§ INFORMATION SHOWN
● ● ● ●

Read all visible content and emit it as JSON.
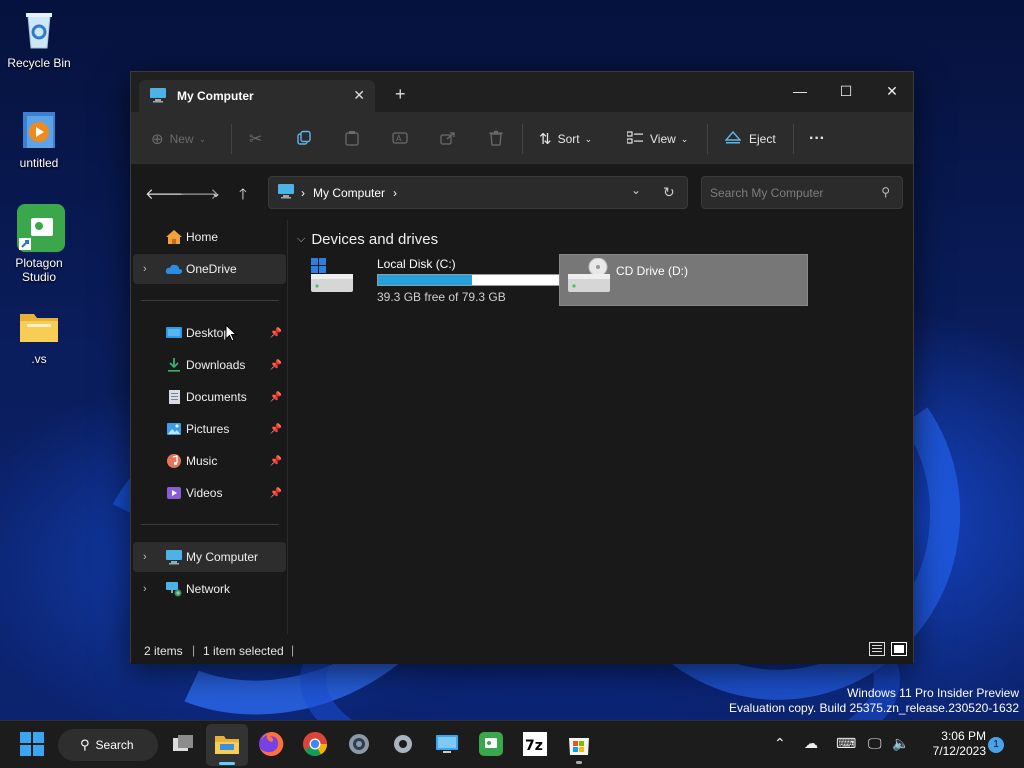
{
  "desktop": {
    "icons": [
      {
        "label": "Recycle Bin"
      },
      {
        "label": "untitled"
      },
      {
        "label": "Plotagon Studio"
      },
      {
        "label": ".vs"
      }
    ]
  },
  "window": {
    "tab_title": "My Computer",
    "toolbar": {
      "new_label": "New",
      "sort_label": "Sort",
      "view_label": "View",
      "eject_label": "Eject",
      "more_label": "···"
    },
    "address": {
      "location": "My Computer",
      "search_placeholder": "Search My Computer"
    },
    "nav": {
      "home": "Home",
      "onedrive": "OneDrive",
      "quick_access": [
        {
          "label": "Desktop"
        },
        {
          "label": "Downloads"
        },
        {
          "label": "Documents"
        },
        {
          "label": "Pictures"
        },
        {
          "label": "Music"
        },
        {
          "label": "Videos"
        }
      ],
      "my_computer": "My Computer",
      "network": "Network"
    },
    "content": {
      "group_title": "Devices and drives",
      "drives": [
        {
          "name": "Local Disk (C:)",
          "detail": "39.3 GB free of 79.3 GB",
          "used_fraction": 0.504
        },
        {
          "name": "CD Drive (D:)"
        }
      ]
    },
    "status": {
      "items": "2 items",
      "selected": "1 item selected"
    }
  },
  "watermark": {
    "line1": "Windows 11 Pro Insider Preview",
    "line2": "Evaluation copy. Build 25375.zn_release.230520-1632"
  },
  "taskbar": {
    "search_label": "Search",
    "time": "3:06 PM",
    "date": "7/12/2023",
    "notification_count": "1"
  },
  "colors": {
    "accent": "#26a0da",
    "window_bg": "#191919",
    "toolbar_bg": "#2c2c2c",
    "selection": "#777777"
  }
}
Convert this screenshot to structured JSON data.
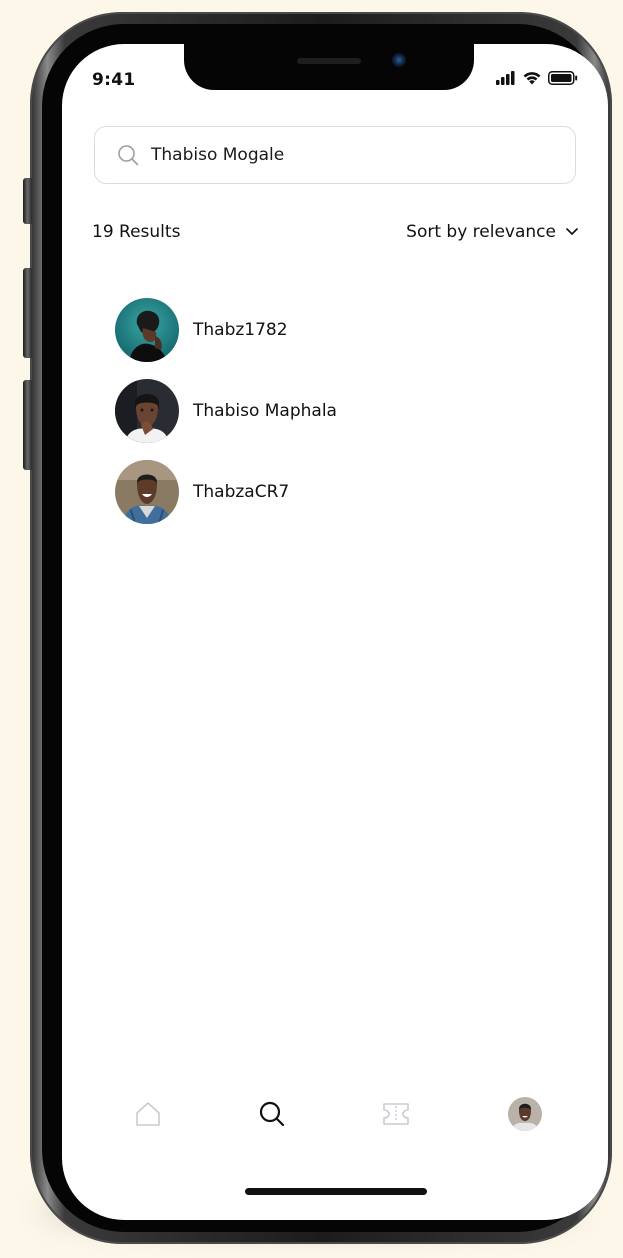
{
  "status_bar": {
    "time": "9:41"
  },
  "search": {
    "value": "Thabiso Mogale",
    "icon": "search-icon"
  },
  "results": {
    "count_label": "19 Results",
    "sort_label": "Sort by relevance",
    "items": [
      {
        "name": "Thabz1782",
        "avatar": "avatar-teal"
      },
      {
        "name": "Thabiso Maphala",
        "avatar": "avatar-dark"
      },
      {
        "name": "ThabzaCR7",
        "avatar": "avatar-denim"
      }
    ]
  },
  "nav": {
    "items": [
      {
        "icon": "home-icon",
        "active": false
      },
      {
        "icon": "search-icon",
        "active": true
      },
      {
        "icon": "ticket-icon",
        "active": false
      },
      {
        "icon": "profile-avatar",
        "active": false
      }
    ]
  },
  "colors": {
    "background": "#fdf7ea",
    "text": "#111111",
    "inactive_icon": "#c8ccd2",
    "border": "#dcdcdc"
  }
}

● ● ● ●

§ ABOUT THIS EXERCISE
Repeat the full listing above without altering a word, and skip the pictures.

§ EXERCISE OUTPUT
Read all visible content and emit it as JSON.
{
  "desktop": {
    "icons": [
      {
        "label": "Recycle Bin"
      },
      {
        "label": "untitled"
      },
      {
        "label": "Plotagon Studio"
      },
      {
        "label": ".vs"
      }
    ]
  },
  "window": {
    "tab_title": "My Computer",
    "toolbar": {
      "new_label": "New",
      "sort_label": "Sort",
      "view_label": "View",
      "eject_label": "Eject",
      "more_label": "···"
    },
    "address": {
      "location": "My Computer",
      "search_placeholder": "Search My Computer"
    },
    "nav": {
      "home": "Home",
      "onedrive": "OneDrive",
      "quick_access": [
        {
          "label": "Desktop"
        },
        {
          "label": "Downloads"
        },
        {
          "label": "Documents"
        },
        {
          "label": "Pictures"
        },
        {
          "label": "Music"
        },
        {
          "label": "Videos"
        }
      ],
      "my_computer": "My Computer",
      "network": "Network"
    },
    "content": {
      "group_title": "Devices and drives",
      "drives": [
        {
          "name": "Local Disk (C:)",
          "detail": "39.3 GB free of 79.3 GB",
          "used_fraction": 0.504
        },
        {
          "name": "CD Drive (D:)"
        }
      ]
    },
    "status": {
      "items": "2 items",
      "selected": "1 item selected"
    }
  },
  "watermark": {
    "line1": "Windows 11 Pro Insider Preview",
    "line2": "Evaluation copy. Build 25375.zn_release.230520-1632"
  },
  "taskbar": {
    "search_label": "Search",
    "time": "3:06 PM",
    "date": "7/12/2023",
    "notification_count": "1"
  },
  "colors": {
    "accent": "#26a0da",
    "window_bg": "#191919",
    "toolbar_bg": "#2c2c2c",
    "selection": "#777777"
  }
}
Convert this screenshot to structured JSON data.
{
  "status_bar": {
    "time": "9:41"
  },
  "search": {
    "value": "Thabiso Mogale",
    "icon": "search-icon"
  },
  "results": {
    "count_label": "19 Results",
    "sort_label": "Sort by relevance",
    "items": [
      {
        "name": "Thabz1782",
        "avatar": "avatar-teal"
      },
      {
        "name": "Thabiso Maphala",
        "avatar": "avatar-dark"
      },
      {
        "name": "ThabzaCR7",
        "avatar": "avatar-denim"
      }
    ]
  },
  "nav": {
    "items": [
      {
        "icon": "home-icon",
        "active": false
      },
      {
        "icon": "search-icon",
        "active": true
      },
      {
        "icon": "ticket-icon",
        "active": false
      },
      {
        "icon": "profile-avatar",
        "active": false
      }
    ]
  },
  "colors": {
    "background": "#fdf7ea",
    "text": "#111111",
    "inactive_icon": "#c8ccd2",
    "border": "#dcdcdc"
  }
}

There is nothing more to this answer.